Monday, August 02, 2010

Pace versus Depth.

One of the hardest tasks for an author when writing a novel is learning to balance pace against depth of story. It may not sound like much, but it’s surprising how easily a chapter can become bogged down in excess narrative or exposition, boring the reader who wishes only for the story to keep moving along.

On the other hand, it’s also possible to sacrifice so much narrative and atmosphere for pace that the story becomes featureless and barren, devoid of crucial scene-setting that can be so important to placing the reader ‘in’ the story so that the scene at hand blossoms to life in their mind.

My writing, as a rule, is a little heavy on exposition and light on pace. I’ve learned over the years that what I’ve originally taken an entire paragraph to describe will quite often be shaved down to a single line during my editing and redrafting, and rightly so. However, many of the commercial fiction novels I read today seem somewhat vacuous, rocketing along at such pace that everything else, from plot to sub-plot, characterisation to dialogue, seems to go out of the window in favour of Hollywood-style sound-bytes and shoot-outs.
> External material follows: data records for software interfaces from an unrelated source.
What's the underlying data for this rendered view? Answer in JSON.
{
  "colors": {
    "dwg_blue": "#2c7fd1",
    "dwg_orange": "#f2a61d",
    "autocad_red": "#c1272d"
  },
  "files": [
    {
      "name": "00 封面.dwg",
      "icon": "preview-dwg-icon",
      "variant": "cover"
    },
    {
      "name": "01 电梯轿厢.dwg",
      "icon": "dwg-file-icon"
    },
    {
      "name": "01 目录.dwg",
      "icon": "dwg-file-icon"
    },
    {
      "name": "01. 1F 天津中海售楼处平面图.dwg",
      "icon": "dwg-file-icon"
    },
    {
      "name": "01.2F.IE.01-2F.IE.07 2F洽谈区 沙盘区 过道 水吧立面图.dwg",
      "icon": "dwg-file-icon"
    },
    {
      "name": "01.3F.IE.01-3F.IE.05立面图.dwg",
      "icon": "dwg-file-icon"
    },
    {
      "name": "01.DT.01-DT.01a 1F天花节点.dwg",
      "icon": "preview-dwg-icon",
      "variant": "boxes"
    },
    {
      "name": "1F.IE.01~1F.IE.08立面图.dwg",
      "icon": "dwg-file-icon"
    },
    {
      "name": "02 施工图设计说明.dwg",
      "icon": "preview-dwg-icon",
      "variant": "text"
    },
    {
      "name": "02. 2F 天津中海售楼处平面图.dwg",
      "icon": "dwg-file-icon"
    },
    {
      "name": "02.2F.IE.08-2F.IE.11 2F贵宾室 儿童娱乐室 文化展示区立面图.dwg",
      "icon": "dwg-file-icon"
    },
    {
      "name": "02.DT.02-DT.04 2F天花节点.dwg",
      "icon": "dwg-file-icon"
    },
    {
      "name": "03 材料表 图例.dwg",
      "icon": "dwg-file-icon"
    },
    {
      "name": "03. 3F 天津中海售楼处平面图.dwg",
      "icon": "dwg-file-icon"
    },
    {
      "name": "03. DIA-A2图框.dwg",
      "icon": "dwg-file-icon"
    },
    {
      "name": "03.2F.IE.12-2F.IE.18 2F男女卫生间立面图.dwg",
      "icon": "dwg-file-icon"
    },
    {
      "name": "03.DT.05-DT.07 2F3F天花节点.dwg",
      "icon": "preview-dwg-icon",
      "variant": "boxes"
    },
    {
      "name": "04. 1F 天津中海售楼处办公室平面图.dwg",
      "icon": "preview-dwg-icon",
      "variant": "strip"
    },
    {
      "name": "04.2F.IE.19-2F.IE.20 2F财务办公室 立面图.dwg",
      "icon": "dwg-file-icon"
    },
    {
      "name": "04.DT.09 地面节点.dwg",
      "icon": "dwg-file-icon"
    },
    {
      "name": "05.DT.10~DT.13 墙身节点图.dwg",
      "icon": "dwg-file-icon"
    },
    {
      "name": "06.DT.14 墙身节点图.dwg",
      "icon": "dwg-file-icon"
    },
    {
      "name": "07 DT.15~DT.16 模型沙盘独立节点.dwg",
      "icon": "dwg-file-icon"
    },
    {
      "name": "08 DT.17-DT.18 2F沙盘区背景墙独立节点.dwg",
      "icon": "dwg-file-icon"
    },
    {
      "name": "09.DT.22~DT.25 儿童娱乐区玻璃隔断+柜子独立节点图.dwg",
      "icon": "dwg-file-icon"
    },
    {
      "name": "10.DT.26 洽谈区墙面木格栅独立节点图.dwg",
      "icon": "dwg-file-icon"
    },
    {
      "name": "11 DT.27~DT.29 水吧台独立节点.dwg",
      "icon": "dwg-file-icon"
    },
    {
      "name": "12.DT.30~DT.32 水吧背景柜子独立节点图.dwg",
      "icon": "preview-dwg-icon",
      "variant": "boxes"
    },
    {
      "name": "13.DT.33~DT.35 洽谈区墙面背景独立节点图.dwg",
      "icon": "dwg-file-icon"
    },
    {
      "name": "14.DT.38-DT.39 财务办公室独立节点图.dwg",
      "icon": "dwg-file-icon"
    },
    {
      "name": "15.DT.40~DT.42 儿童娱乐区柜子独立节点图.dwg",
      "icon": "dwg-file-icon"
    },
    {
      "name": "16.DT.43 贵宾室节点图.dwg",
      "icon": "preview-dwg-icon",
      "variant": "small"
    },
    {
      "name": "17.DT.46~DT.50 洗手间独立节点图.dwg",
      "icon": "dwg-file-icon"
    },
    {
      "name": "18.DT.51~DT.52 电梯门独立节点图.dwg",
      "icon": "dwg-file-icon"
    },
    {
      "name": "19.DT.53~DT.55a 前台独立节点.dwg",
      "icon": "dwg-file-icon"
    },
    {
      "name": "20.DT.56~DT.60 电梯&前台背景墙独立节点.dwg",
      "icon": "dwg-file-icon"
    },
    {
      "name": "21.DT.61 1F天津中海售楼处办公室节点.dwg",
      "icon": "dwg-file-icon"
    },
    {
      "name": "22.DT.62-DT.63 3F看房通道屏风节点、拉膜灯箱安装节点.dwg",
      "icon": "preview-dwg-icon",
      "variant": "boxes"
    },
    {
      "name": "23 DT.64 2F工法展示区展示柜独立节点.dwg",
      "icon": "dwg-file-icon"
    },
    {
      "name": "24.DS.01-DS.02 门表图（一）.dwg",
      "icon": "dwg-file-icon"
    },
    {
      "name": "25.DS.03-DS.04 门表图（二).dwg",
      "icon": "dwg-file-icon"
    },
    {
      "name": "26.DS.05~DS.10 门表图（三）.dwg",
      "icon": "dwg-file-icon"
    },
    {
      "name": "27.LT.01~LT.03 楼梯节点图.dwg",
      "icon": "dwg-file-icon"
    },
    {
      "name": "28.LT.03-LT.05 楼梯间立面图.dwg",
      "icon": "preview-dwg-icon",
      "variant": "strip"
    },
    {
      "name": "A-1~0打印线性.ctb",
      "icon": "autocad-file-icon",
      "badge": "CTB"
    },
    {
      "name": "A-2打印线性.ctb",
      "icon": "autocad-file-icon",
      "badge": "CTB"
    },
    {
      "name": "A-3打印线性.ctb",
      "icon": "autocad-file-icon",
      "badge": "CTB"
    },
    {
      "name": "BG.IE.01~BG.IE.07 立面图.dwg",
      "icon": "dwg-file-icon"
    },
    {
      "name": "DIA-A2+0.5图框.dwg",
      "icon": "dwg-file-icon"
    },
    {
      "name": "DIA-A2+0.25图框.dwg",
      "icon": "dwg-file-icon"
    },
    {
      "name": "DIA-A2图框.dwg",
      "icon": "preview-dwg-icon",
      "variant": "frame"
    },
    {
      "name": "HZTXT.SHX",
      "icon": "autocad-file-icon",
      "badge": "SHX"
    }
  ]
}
I suppose my point of view might sound pompous, but I’m trying to take a line somewhere between the two extremes. I think that it IS possible to combine good writing with pace – isn’t “good writing” what writing is supposed to be about? Taking the reader somewhere else, letting them escape their own life for a while? If an author can’t take readers into their fictional world in a convincing manner, then surely it’s no longer entertainment. Atmosphere, character development and narrative depth are too important to the art of story-telling to be entirely abandoned.

From my original 150,000 word manuscript, I’m down to a solid 122,000 words. The pace of the work is much swifter now and there’s more action, but I’m not willing to abandon the atmosphere I’ve created for the sake of losing a couple of thousand more words: atmosphere is so rare now in commercial thriller fiction that by keeping it, I may actually benefit.

I need to lose about another 7000 words to be content with the story length. It’s going to have to come off some other way….


Matt Hilton said...

I similarly cut Dead Men's Dust from 128,000 down to 98,000 words.

Publishers Weekly said: 'Buckets of gore, not enough nuance to fill a thimble.'

But the book didn't sell on nuances.

Yeah, it's a fine line, Dean. Good luck with your edit mate.

Ps. think contractions, I got rid of hundreds of words contracting have not, did not, was not etc alone. Then in dialogue, most of us don't say the first word of a sentence.
'You did this?'
'Didn't do nuthin'.'
I cut loads using that ploy.

p.s. I'll take the buckets of gore.

Dean Crawford said...

Thanks Matt, that's a good idea using contractions and dialogue - sneaky! :o)

I agree - each author's books sell to the market they're aimed at, and satify the readers within that niche. I'm gambling that by crossing that literary 'divide', if you like, I'll pull in even more readers and thus up any sales. Tricky to get right though, innit...